**What you need to do**
Using the records below, filter for lines that contain the string "image" and copy them out.

**Element data from apps and pages**
○ ○ ○ ○ ○
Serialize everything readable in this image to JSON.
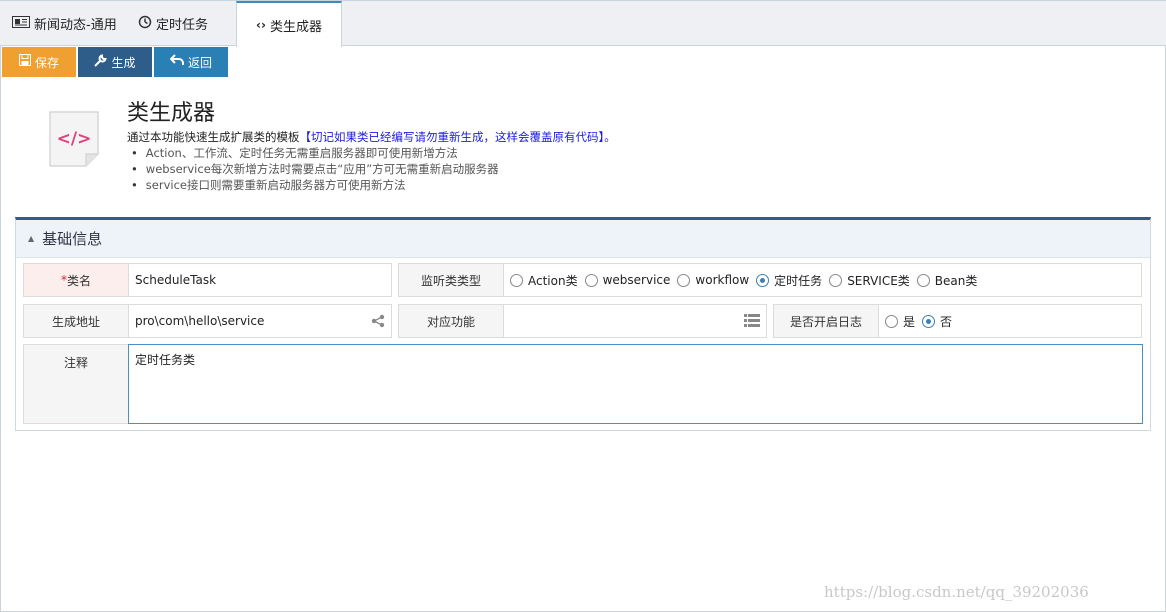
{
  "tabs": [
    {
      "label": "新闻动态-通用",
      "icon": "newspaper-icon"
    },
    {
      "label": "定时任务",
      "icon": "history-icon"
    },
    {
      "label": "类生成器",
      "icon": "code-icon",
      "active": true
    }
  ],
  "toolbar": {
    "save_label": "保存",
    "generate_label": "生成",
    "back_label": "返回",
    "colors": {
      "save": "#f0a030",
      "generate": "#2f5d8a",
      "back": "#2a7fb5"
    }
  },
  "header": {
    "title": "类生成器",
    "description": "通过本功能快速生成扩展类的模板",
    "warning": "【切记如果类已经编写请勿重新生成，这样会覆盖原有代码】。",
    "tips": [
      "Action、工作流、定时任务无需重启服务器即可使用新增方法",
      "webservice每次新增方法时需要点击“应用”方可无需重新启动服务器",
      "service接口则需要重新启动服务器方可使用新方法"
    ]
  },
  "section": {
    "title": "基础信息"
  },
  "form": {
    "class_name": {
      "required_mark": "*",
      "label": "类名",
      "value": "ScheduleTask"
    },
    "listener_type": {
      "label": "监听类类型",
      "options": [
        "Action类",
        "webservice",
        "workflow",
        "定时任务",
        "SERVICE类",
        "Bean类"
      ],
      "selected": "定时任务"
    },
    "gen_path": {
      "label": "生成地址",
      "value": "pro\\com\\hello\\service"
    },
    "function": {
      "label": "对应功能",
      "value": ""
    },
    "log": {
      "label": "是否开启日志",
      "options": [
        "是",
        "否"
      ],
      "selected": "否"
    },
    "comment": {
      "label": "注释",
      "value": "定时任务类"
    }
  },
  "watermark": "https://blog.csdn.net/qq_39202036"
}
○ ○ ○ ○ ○
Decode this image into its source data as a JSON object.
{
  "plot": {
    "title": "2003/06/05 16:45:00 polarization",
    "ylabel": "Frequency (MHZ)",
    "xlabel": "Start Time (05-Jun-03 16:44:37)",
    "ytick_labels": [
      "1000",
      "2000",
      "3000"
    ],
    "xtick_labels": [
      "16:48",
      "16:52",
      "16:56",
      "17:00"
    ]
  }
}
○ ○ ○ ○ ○
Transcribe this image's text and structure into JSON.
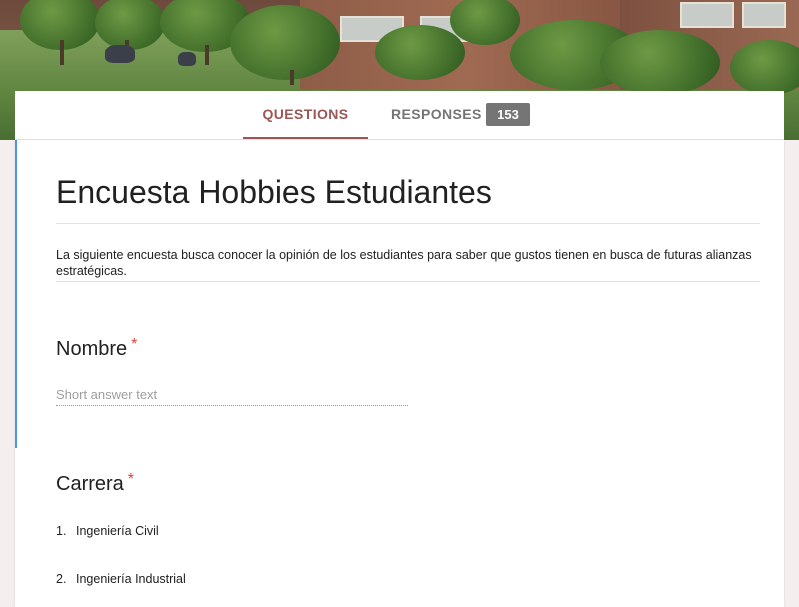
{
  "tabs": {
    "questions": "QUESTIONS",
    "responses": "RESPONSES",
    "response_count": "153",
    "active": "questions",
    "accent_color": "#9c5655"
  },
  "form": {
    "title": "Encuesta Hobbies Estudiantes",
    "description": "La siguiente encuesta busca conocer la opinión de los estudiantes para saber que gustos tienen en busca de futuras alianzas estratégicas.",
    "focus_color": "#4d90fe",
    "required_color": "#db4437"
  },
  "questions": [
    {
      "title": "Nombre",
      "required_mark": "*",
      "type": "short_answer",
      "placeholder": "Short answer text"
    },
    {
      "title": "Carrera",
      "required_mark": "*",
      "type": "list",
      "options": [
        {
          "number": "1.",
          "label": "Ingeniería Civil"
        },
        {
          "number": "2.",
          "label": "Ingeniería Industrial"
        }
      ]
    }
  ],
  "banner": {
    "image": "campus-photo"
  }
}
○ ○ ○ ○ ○
**Written answer**
Serialize everything readable in this image to JSON.
Decode this image into its source data as a JSON object.
Transcribe this image's text and structure into JSON.
    "image": "campus-photo"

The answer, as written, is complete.